▶ DIRECTIONS FOR THIS TASK
Please write every entry out again, exactly as it reads below.

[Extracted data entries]
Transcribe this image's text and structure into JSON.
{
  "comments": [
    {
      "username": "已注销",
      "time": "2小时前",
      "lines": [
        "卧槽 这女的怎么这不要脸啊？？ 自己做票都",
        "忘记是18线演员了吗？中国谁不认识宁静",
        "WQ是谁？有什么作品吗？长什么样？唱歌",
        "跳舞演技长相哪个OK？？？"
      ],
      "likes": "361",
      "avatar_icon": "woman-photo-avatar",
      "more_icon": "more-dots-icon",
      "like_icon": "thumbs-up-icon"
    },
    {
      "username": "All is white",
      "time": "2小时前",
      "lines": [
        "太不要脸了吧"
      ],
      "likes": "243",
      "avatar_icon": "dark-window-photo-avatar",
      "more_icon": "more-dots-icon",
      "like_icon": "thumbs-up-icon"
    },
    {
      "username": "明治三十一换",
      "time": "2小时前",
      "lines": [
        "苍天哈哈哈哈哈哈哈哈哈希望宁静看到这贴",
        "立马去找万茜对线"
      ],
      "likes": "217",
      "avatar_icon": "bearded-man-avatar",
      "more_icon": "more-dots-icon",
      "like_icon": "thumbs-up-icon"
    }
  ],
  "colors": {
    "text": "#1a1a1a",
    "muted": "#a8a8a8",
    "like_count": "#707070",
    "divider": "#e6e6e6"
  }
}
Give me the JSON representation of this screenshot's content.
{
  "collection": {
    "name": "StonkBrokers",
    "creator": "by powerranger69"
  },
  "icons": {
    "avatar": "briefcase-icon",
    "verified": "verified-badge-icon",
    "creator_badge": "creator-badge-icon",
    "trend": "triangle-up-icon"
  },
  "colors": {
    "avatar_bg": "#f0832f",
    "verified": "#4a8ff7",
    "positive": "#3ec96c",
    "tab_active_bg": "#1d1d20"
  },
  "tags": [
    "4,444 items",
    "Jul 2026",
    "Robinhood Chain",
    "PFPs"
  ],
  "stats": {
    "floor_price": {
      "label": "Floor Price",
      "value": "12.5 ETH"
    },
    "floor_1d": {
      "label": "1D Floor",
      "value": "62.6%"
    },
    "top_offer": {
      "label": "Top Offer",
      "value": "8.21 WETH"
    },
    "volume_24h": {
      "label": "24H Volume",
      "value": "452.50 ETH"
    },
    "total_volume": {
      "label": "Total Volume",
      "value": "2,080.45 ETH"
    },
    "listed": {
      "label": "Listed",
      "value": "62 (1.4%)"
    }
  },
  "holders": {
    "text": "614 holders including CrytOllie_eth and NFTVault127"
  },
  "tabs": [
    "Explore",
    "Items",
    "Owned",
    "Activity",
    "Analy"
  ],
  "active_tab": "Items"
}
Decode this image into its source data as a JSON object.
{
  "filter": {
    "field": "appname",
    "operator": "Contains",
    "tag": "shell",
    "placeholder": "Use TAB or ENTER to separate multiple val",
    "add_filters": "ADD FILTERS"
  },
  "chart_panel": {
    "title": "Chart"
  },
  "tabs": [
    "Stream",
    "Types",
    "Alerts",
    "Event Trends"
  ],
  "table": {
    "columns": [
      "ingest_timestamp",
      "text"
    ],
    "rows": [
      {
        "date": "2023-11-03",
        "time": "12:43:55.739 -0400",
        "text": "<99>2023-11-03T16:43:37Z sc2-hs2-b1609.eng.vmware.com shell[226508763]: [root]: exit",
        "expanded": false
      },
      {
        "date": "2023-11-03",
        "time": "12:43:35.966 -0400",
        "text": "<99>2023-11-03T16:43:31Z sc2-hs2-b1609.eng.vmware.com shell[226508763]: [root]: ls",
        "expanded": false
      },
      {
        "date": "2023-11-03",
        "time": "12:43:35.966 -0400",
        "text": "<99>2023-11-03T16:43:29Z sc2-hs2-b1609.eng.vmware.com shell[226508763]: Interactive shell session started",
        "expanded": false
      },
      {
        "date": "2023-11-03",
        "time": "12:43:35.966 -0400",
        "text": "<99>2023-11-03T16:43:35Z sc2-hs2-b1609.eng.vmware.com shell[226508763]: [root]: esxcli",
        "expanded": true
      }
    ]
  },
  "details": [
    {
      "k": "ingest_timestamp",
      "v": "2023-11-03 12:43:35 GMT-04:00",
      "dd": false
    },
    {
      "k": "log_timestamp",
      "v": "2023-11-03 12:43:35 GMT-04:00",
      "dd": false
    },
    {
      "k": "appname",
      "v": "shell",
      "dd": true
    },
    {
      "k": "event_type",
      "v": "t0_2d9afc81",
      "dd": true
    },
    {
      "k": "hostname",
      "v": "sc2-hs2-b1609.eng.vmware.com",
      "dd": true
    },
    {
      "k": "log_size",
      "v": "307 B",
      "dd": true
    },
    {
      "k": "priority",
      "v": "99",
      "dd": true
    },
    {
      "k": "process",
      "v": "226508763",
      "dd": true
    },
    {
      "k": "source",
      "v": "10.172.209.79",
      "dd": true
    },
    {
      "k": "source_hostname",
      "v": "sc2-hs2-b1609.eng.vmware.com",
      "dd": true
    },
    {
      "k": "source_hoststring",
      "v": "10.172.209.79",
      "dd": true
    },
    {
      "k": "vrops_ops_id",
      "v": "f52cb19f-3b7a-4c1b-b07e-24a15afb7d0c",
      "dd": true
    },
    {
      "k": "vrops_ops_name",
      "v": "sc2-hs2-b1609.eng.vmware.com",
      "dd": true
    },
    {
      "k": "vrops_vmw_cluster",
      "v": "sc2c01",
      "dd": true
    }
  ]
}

▶ SOLUTION TO THE EXERCISE
Transcribe this image's text and structure into JSON.
{
  "comments": [
    {
      "username": "已注销",
      "time": "2小时前",
      "lines": [
        "卧槽 这女的怎么这不要脸啊？？ 自己做票都",
        "忘记是18线演员了吗？中国谁不认识宁静",
        "WQ是谁？有什么作品吗？长什么样？唱歌",
        "跳舞演技长相哪个OK？？？"
      ],
      "likes": "361",
      "avatar_icon": "woman-photo-avatar",
      "more_icon": "more-dots-icon",
      "like_icon": "thumbs-up-icon"
    },
    {
      "username": "All is white",
      "time": "2小时前",
      "lines": [
        "太不要脸了吧"
      ],
      "likes": "243",
      "avatar_icon": "dark-window-photo-avatar",
      "more_icon": "more-dots-icon",
      "like_icon": "thumbs-up-icon"
    },
    {
      "username": "明治三十一换",
      "time": "2小时前",
      "lines": [
        "苍天哈哈哈哈哈哈哈哈哈希望宁静看到这贴",
        "立马去找万茜对线"
      ],
      "likes": "217",
      "avatar_icon": "bearded-man-avatar",
      "more_icon": "more-dots-icon",
      "like_icon": "thumbs-up-icon"
    }
  ],
  "colors": {
    "text": "#1a1a1a",
    "muted": "#a8a8a8",
    "like_count": "#707070",
    "divider": "#e6e6e6"
  }
}
Give me the JSON representation of this screenshot's content.
{
  "collection": {
    "name": "StonkBrokers",
    "creator": "by powerranger69"
  },
  "icons": {
    "avatar": "briefcase-icon",
    "verified": "verified-badge-icon",
    "creator_badge": "creator-badge-icon",
    "trend": "triangle-up-icon"
  },
  "colors": {
    "avatar_bg": "#f0832f",
    "verified": "#4a8ff7",
    "positive": "#3ec96c",
    "tab_active_bg": "#1d1d20"
  },
  "tags": [
    "4,444 items",
    "Jul 2026",
    "Robinhood Chain",
    "PFPs"
  ],
  "stats": {
    "floor_price": {
      "label": "Floor Price",
      "value": "12.5 ETH"
    },
    "floor_1d": {
      "label": "1D Floor",
      "value": "62.6%"
    },
    "top_offer": {
      "label": "Top Offer",
      "value": "8.21 WETH"
    },
    "volume_24h": {
      "label": "24H Volume",
      "value": "452.50 ETH"
    },
    "total_volume": {
      "label": "Total Volume",
      "value": "2,080.45 ETH"
    },
    "listed": {
      "label": "Listed",
      "value": "62 (1.4%)"
    }
  },
  "holders": {
    "text": "614 holders including CrytOllie_eth and NFTVault127"
  },
  "tabs": [
    "Explore",
    "Items",
    "Owned",
    "Activity",
    "Analy"
  ],
  "active_tab": "Items"
}
Decode this image into its source data as a JSON object.
{
  "filter": {
    "field": "appname",
    "operator": "Contains",
    "tag": "shell",
    "placeholder": "Use TAB or ENTER to separate multiple val",
    "add_filters": "ADD FILTERS"
  },
  "chart_panel": {
    "title": "Chart"
  },
  "tabs": [
    "Stream",
    "Types",
    "Alerts",
    "Event Trends"
  ],
  "table": {
    "columns": [
      "ingest_timestamp",
      "text"
    ],
    "rows": [
      {
        "date": "2023-11-03",
        "time": "12:43:55.739 -0400",
        "text": "<99>2023-11-03T16:43:37Z sc2-hs2-b1609.eng.vmware.com shell[226508763]: [root]: exit",
        "expanded": false
      },
      {
        "date": "2023-11-03",
        "time": "12:43:35.966 -0400",
        "text": "<99>2023-11-03T16:43:31Z sc2-hs2-b1609.eng.vmware.com shell[226508763]: [root]: ls",
        "expanded": false
      },
      {
        "date": "2023-11-03",
        "time": "12:43:35.966 -0400",
        "text": "<99>2023-11-03T16:43:29Z sc2-hs2-b1609.eng.vmware.com shell[226508763]: Interactive shell session started",
        "expanded": false
      },
      {
        "date": "2023-11-03",
        "time": "12:43:35.966 -0400",
        "text": "<99>2023-11-03T16:43:35Z sc2-hs2-b1609.eng.vmware.com shell[226508763]: [root]: esxcli",
        "expanded": true
      }
    ]
  },
  "details": [
    {
      "k": "ingest_timestamp",
      "v": "2023-11-03 12:43:35 GMT-04:00",
      "dd": false
    },
    {
      "k": "log_timestamp",
      "v": "2023-11-03 12:43:35 GMT-04:00",
      "dd": false
    },
    {
      "k": "appname",
      "v": "shell",
      "dd": true
    },
    {
      "k": "event_type",
      "v": "t0_2d9afc81",
      "dd": true
    },
    {
      "k": "hostname",
      "v": "sc2-hs2-b1609.eng.vmware.com",
      "dd": true
    },
    {
      "k": "log_size",
      "v": "307 B",
      "dd": true
    },
    {
      "k": "priority",
      "v": "99",
      "dd": true
    },
    {
      "k": "process",
      "v": "226508763",
      "dd": true
    },
    {
      "k": "source",
      "v": "10.172.209.79",
      "dd": true
    },
    {
      "k": "source_hostname",
      "v": "sc2-hs2-b1609.eng.vmware.com",
      "dd": true
    },
    {
      "k": "source_hoststring",
      "v": "10.172.209.79",
      "dd": true
    },
    {
      "k": "vrops_ops_id",
      "v": "f52cb19f-3b7a-4c1b-b07e-24a15afb7d0c",
      "dd": true
    },
    {
      "k": "vrops_ops_name",
      "v": "sc2-hs2-b1609.eng.vmware.com",
      "dd": true
    },
    {
      "k": "vrops_vmw_cluster",
      "v": "sc2c01",
      "dd": true
    }
  ]
}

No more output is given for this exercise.